Success Story: She overcame a disability to become an entrepreneur in Burkina Faso: Meet Bibata Traoré

“Previously, it was unimaginable for a woman to think that, like a man, she could raise poultry to sell for income. But today, things are changing,” says Bibata Traoré, from the village of Ouahabou in Burkina Faso. At the age of 44, this mother of five worked selling flour and ground peanuts to help her husband cover health care and education costs for their children. Now, thanks to her hard work and Tanager’s expertise, she has overcome a disability to become an entrepreneur.

Once introduced to the SELEVER project – implemented by Tanager’s experts in Burkina Faso – Bibata began attending poultry, gender, and nutrition trainings despite being hard of hearing. Bibata overcame her disability by using her husband’s phone to record sessions, which she would play back for her family in the evenings, seeking clarity from her sister who also participated in the trainings.

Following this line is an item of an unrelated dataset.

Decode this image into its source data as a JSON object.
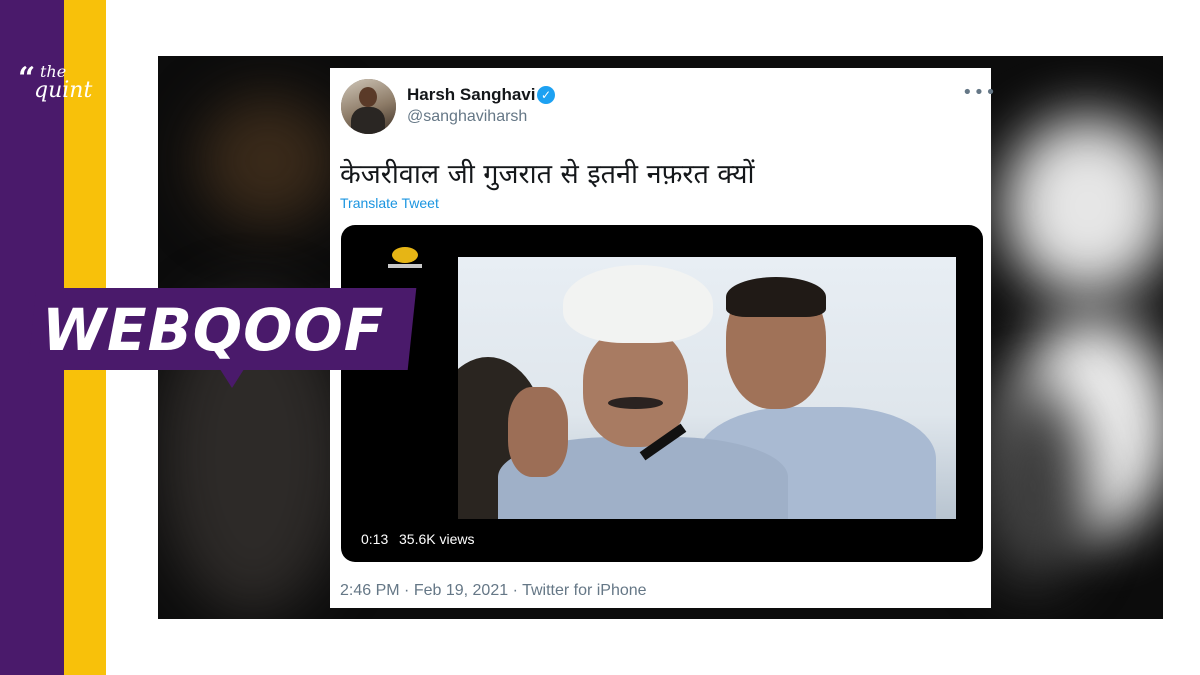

SELEVER was designed to help women like Bibata improve their social and economic status through poultry farming, while also improving nutrition in farming communities. The project works to provide women with everything they need to be successful poultry farmers including feed, vaccinations, and finance. The project also conducts trainings with women and men to change social norms around women’s entrepreneurship and place in the household.

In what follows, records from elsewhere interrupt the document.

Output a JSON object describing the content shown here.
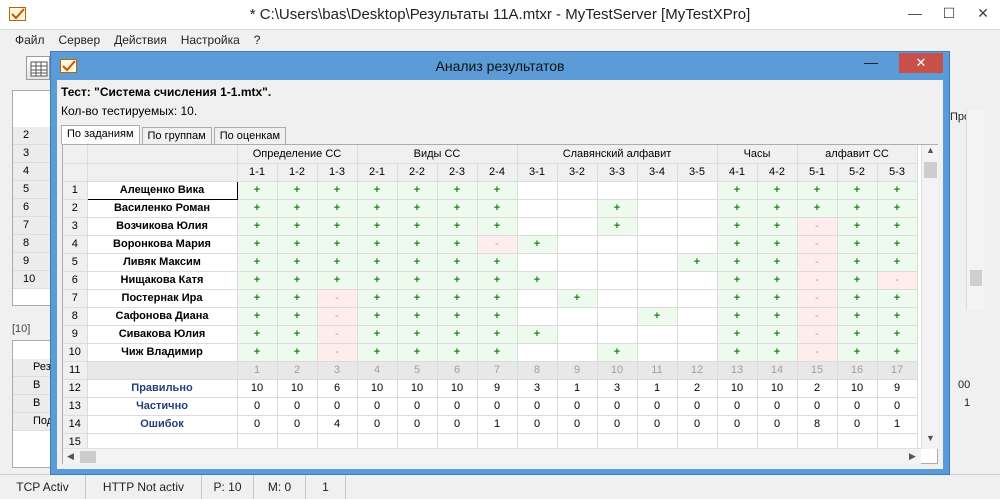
{
  "main": {
    "title": "* C:\\Users\\bas\\Desktop\\Результаты 11A.mtxr - MyTestServer [MyTestXPro]",
    "minimize": "—",
    "maximize": "☐",
    "close": "✕",
    "menu": [
      "Файл",
      "Сервер",
      "Действия",
      "Настройка",
      "?"
    ]
  },
  "background": {
    "rows": [
      "2",
      "3",
      "4",
      "5",
      "6",
      "7",
      "8",
      "9",
      "10"
    ],
    "left_label": "[10]  ",
    "lower_rows": [
      "Рез",
      "В",
      "В",
      "Под",
      ""
    ],
    "right_cells": [
      "Про",
      "00",
      "1"
    ]
  },
  "statusbar": [
    "TCP Activ",
    "HTTP Not activ",
    "P: 10",
    "M: 0",
    "1"
  ],
  "dialog": {
    "title": "Анализ результатов",
    "close": "✕",
    "minimize": "—",
    "test_line": "Тест: \"Система счисления 1-1.mtx\".",
    "count_line": "Кол-во тестируемых: 10.",
    "tabs": [
      "По заданиям",
      "По группам",
      "По оценкам"
    ],
    "groups": [
      {
        "label": "Определение СС",
        "span": 3
      },
      {
        "label": "Виды СС",
        "span": 4
      },
      {
        "label": "Славянский алфавит",
        "span": 5
      },
      {
        "label": "Часы",
        "span": 2
      },
      {
        "label": "алфавит СС",
        "span": 3
      }
    ],
    "columns": [
      "1-1",
      "1-2",
      "1-3",
      "2-1",
      "2-2",
      "2-3",
      "2-4",
      "3-1",
      "3-2",
      "3-3",
      "3-4",
      "3-5",
      "4-1",
      "4-2",
      "5-1",
      "5-2",
      "5-3"
    ],
    "rows": [
      {
        "n": "1",
        "name": "Алещенко Вика",
        "cells": "+++++++_____++ +++"
      },
      {
        "n": "2",
        "name": "Василенко Роман",
        "cells": "+++++++__+__+++++"
      },
      {
        "n": "3",
        "name": "Возчикова Юлия",
        "cells": "+++++++__+__++-++"
      },
      {
        "n": "4",
        "name": "Воронкова Мария",
        "cells": "++++++-+____++-++"
      },
      {
        "n": "5",
        "name": "Ливяк Максим",
        "cells": "+++++++____+++-++"
      },
      {
        "n": "6",
        "name": "Нищакова Катя",
        "cells": "+++++++ +____++-+-"
      },
      {
        "n": "7",
        "name": "Постернак Ира",
        "cells": "++-++++_+___++-++"
      },
      {
        "n": "8",
        "name": "Сафонова Диана",
        "cells": "++-++++___+_++-++"
      },
      {
        "n": "9",
        "name": "Сивакова Юлия",
        "cells": "++-++++ +____++-++"
      },
      {
        "n": "10",
        "name": "Чиж Владимир",
        "cells": "++-++++__+__++-++"
      }
    ],
    "index_row": {
      "n": "11",
      "values": [
        "1",
        "2",
        "3",
        "4",
        "5",
        "6",
        "7",
        "8",
        "9",
        "10",
        "11",
        "12",
        "13",
        "14",
        "15",
        "16",
        "17"
      ]
    },
    "stats": [
      {
        "n": "12",
        "name": "Правильно",
        "values": [
          "10",
          "10",
          "6",
          "10",
          "10",
          "10",
          "9",
          "3",
          "1",
          "3",
          "1",
          "2",
          "10",
          "10",
          "2",
          "10",
          "9"
        ]
      },
      {
        "n": "13",
        "name": "Частично",
        "values": [
          "0",
          "0",
          "0",
          "0",
          "0",
          "0",
          "0",
          "0",
          "0",
          "0",
          "0",
          "0",
          "0",
          "0",
          "0",
          "0",
          "0"
        ]
      },
      {
        "n": "14",
        "name": "Ошибок",
        "values": [
          "0",
          "0",
          "4",
          "0",
          "0",
          "0",
          "1",
          "0",
          "0",
          "0",
          "0",
          "0",
          "0",
          "0",
          "8",
          "0",
          "1"
        ]
      },
      {
        "n": "15",
        "name": "",
        "values": [
          "",
          "",
          "",
          "",
          "",
          "",
          "",
          "",
          "",
          "",
          "",
          "",
          "",
          "",
          "",
          "",
          ""
        ]
      }
    ]
  }
}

For Bibata, the training was very rewarding, and she understood that raising poultry could be an income generating opportunity for her family. Beginning with one bird she purchased for 1,750 CFA (about $3 USD), Bibata began expanding her flock while following recommended vaccination regiments. With the help of her husband (which demonstrates buy-in from the men in this community, a key outcome of SELEVER), she had two coops built. For her, “poultry houses have several advantages; in addition to protecting my poultry against certain avian diseases, they allow me to control the feeding of chickens and the water they drink. They also prevent chicks from being exposed to hawks.”

Thanks to Bibata’s adoption of these recommended practices, her flock has increased from one hen to over 100 birds. To diversify her income streams, Bibata sold a portion of her flock to invest in other livestock. “After six months, I sold one of the goats. By adding a little money, I was able to buy another goat. The first goat is pregnant again” she says, with a smile she has trouble hiding. Starting with just one hen, Bibata built a thriving household enterprise that promises to increase her family’s income and has inspired her family and community.